Making Democracies Resilient to Modern Threats

Democratic societies, institutions, and individual citizens are facing entirely new challenges in the modern era. Today’s threats can include network-based intrusions, misinformation and ‘fake news,’ influence campaigns, and many more. These threats have the potential to disrupt economic activity and development, threaten the national security of like-minded nations, jeopardize individual privacy, and sow mistrust among citizens towards their national and collective democratic institutions.

The seminar will seek to highlight a wide range of threats that democracies face today and may face tomorrow as well as provide strategies for institutions and individuals to understand and deal with these threats. General themes presented will touch upon how to recognize disinformation and influence campaigns, media literacy and the role of media organizations and individual journalists, security in digital spaces, and positive examples of how democracies are currently countering these threats.

Wednesday, March 14, 2018, at 13:00-17:00
Location: Metropolia University of Applied Sciences, Grand Festive Hall, Bulevardi 31, Helsinki

http://www.fulbright.fi/en/making-democracies-resilient

American Diplomacy in the Trump Era 3/7

Asking the Right Questions About U.S. International Broadcasting

Asking the Right Questions About U.S. International Broadcasting

By Matthew Wallin & Jed Willard

Published on-line in The Diplomat on June 03, 2014

[An excerpt is reprinted here, see the original source at thediplomat.com for a complete reading.]

Congress is currently examining the government’s role in international news broadcasting, but are they asking the right questions?

The House Foreign Affairs Committee recently passed a bill to reform the U.S. Government’s international broadcasting apparatus. There have been issues with America’s international broadcasting for years, and the legislation makes long needed management adjustments that will streamline processes and generally enhance the official American voice around the world. But while there are many good things in the bill, it brings to mind the open question as to why America has international broadcasters in the first place.

On one hand, public diplomacy, which includes international broadcasting, is intended to build relationships and advertise our nation’s purpose, ideals, culture, and exceptionalism. On the other hand, public diplomacy also supports, explains, and defends foreign policy in an effort to achieve specific goals.

These are both perfectly rational objectives for public diplomacy and for the nation. But do they conflict? Does the U.S. want its state broadcasters to serve as independent journalists providing objective news coverage for populations otherwise subjected to nothing but propaganda and conspiracy theories? Or does it expect its state-funded broadcasters to strictly advocate U.S policy? Are these choices mutually exclusive?

Can Voice of America be assigned, for instance, to produce – as worded in the pending legislation – “accurate, objective, and comprehensive news and related programming that is consistent with and promotes the broad foreign policies of the United States?” Or is that asking the impossible – assigning an entity to perform two potentially opposing tasks?
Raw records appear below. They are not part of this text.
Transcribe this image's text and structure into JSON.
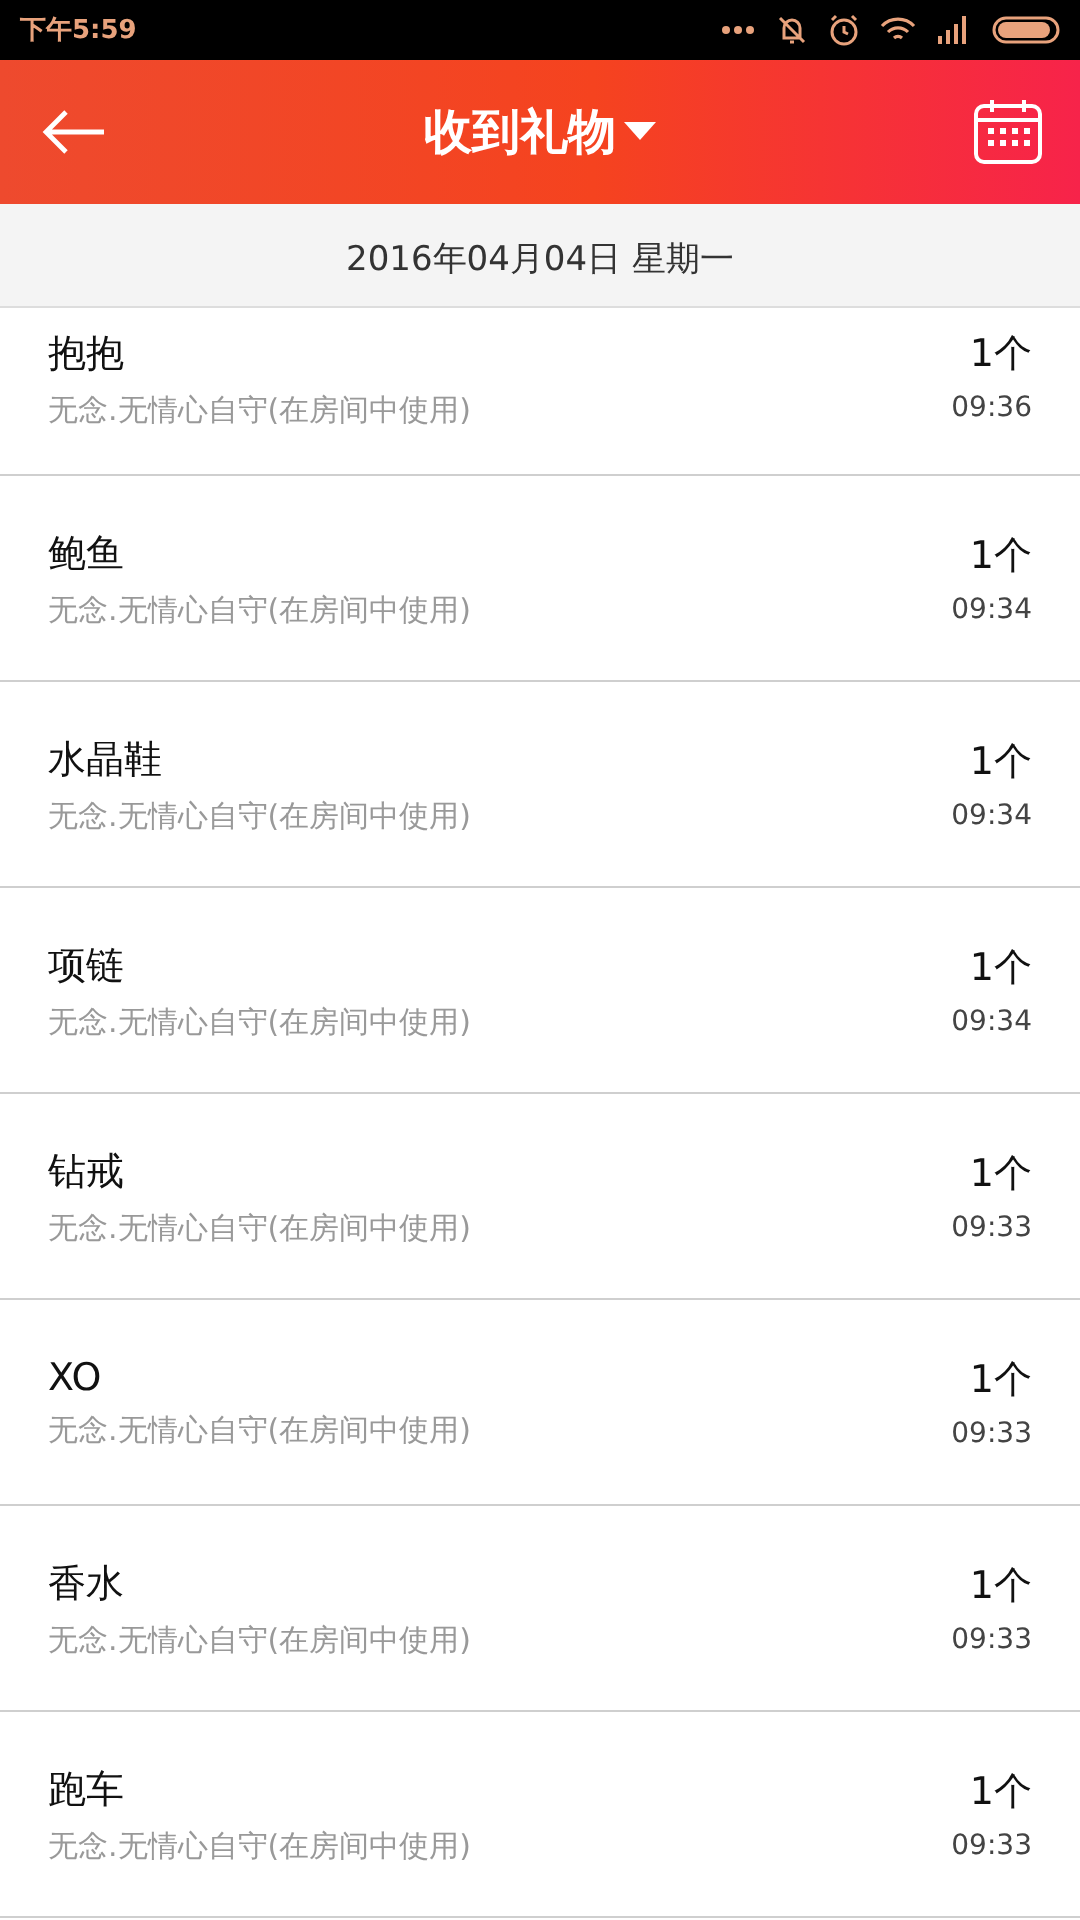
{
  "status_bar": {
    "time": "下午5:59"
  },
  "toolbar": {
    "title": "收到礼物"
  },
  "date_header": "2016年04月04日 星期一",
  "gifts": [
    {
      "name": "抱抱",
      "description": "无念.无情心自守(在房间中使用)",
      "count": "1个",
      "time": "09:36"
    },
    {
      "name": "鲍鱼",
      "description": "无念.无情心自守(在房间中使用)",
      "count": "1个",
      "time": "09:34"
    },
    {
      "name": "水晶鞋",
      "description": "无念.无情心自守(在房间中使用)",
      "count": "1个",
      "time": "09:34"
    },
    {
      "name": "项链",
      "description": "无念.无情心自守(在房间中使用)",
      "count": "1个",
      "time": "09:34"
    },
    {
      "name": "钻戒",
      "description": "无念.无情心自守(在房间中使用)",
      "count": "1个",
      "time": "09:33"
    },
    {
      "name": "XO",
      "description": "无念.无情心自守(在房间中使用)",
      "count": "1个",
      "time": "09:33"
    },
    {
      "name": "香水",
      "description": "无念.无情心自守(在房间中使用)",
      "count": "1个",
      "time": "09:33"
    },
    {
      "name": "跑车",
      "description": "无念.无情心自守(在房间中使用)",
      "count": "1个",
      "time": "09:33"
    }
  ]
}
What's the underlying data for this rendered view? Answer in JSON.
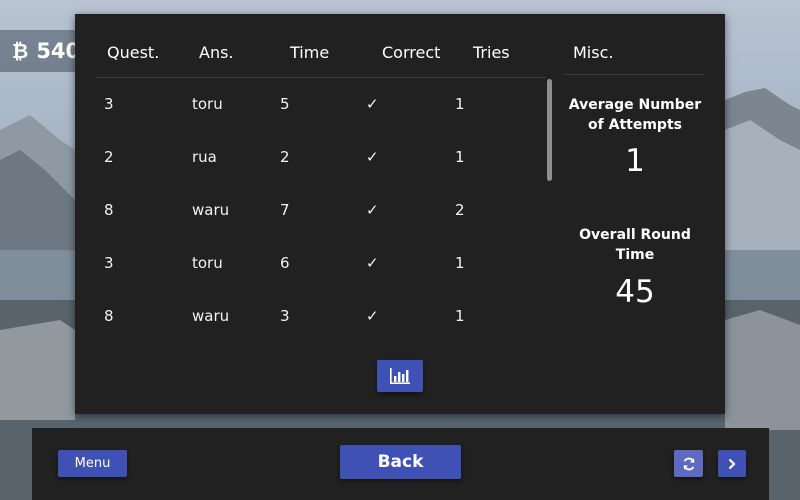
{
  "hud": {
    "coin_icon": "₿",
    "coins": "540"
  },
  "results_table": {
    "headers": {
      "question": "Quest.",
      "answer": "Ans.",
      "time": "Time",
      "correct": "Correct",
      "tries": "Tries"
    },
    "rows": [
      {
        "question": "3",
        "answer": "toru",
        "time": "5",
        "correct": "✓",
        "tries": "1"
      },
      {
        "question": "2",
        "answer": "rua",
        "time": "2",
        "correct": "✓",
        "tries": "1"
      },
      {
        "question": "8",
        "answer": "waru",
        "time": "7",
        "correct": "✓",
        "tries": "2"
      },
      {
        "question": "3",
        "answer": "toru",
        "time": "6",
        "correct": "✓",
        "tries": "1"
      },
      {
        "question": "8",
        "answer": "waru",
        "time": "3",
        "correct": "✓",
        "tries": "1"
      }
    ]
  },
  "misc": {
    "title": "Misc.",
    "avg_attempts_label": "Average Number of Attempts",
    "avg_attempts_value": "1",
    "round_time_label": "Overall Round Time",
    "round_time_value": "45"
  },
  "chart_button": {
    "icon": "bar-chart-icon"
  },
  "footer": {
    "menu_label": "Menu",
    "back_label": "Back",
    "refresh_icon": "refresh-icon",
    "next_icon": "chevron-right-icon"
  },
  "colors": {
    "panel": "#212121",
    "accent": "#3f51b5",
    "accent_light": "#5c6bc0"
  }
}
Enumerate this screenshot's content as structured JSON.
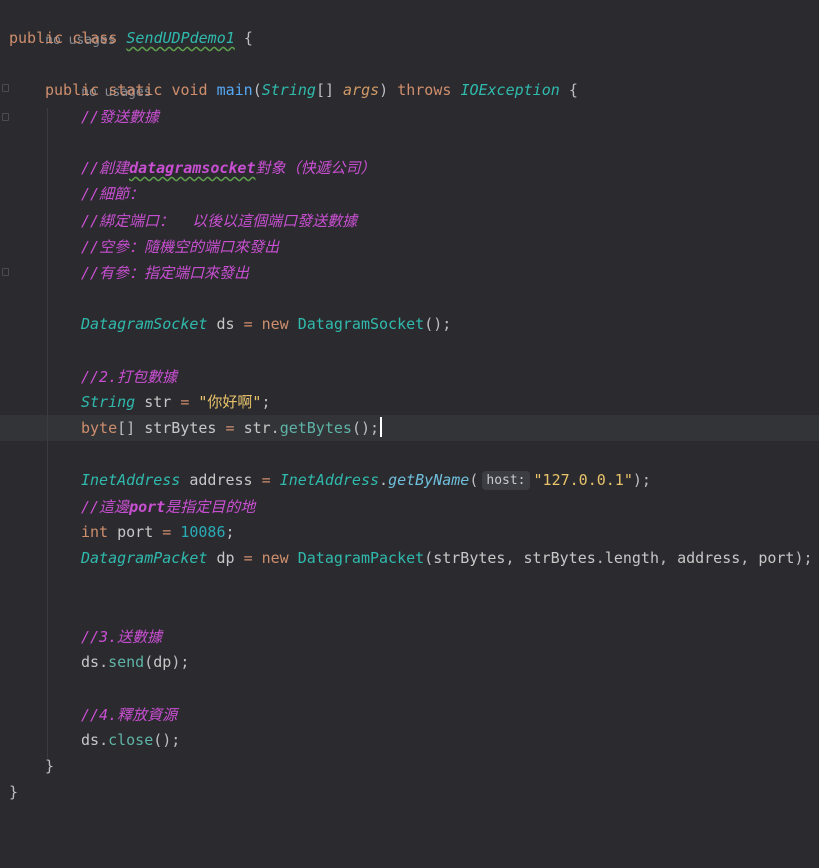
{
  "editor": {
    "usage_hint_class": "no usages",
    "usage_hint_method": "no usages",
    "kw_public": "public",
    "kw_class": "class",
    "class_name": "SendUDPdemo1",
    "kw_static": "static",
    "kw_void": "void",
    "method_name": "main",
    "param_type": "String",
    "param_name": "args",
    "kw_throws": "throws",
    "exception_type": "IOException",
    "comment_send_data": "//發送數據",
    "comment_create_prefix": "//創建",
    "comment_create_word": "datagramsocket",
    "comment_create_suffix": "對象（快遞公司）",
    "comment_details": "//細節：",
    "comment_bind": "//綁定端口：  以後以這個端口發送數據",
    "comment_empty_arg": "//空參：隨機空的端口來發出",
    "comment_with_arg": "//有參：指定端口來發出",
    "type_datagram_socket": "DatagramSocket",
    "var_ds": "ds",
    "kw_new": "new",
    "comment_pack": "//2.打包數據",
    "type_string": "String",
    "var_str": "str",
    "string_value": "\"你好啊\"",
    "kw_byte": "byte",
    "var_strbytes": "strBytes",
    "method_getbytes": "getBytes",
    "type_inetaddress": "InetAddress",
    "var_address": "address",
    "method_getbyname": "getByName",
    "hint_host": "host:",
    "string_ip": "\"127.0.0.1\"",
    "comment_port_prefix": "//這邊",
    "comment_port_word": "port",
    "comment_port_suffix": "是指定目的地",
    "kw_int": "int",
    "var_port": "port",
    "port_value": "10086",
    "type_datagram_packet": "DatagramPacket",
    "var_dp": "dp",
    "field_length": "length",
    "comment_send": "//3.送數據",
    "method_send": "send",
    "comment_release": "//4.釋放資源",
    "method_close": "close"
  },
  "colors": {
    "background": "#2b2b2f",
    "keyword": "#cf8e6d",
    "comment": "#c94fd2",
    "type": "#2fbaad",
    "string": "#e8c36b",
    "number": "#2aacb8"
  }
}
To examine the potential complications, let us consider VOA’s assignment in depth.

Read more at thediplomat.com

Matthew Wallin is a fellow specializing in public diplomacy at the American Security Project [external link]. Jed Willard is the Director of the FDR Center for Global Engagement at Harvard College.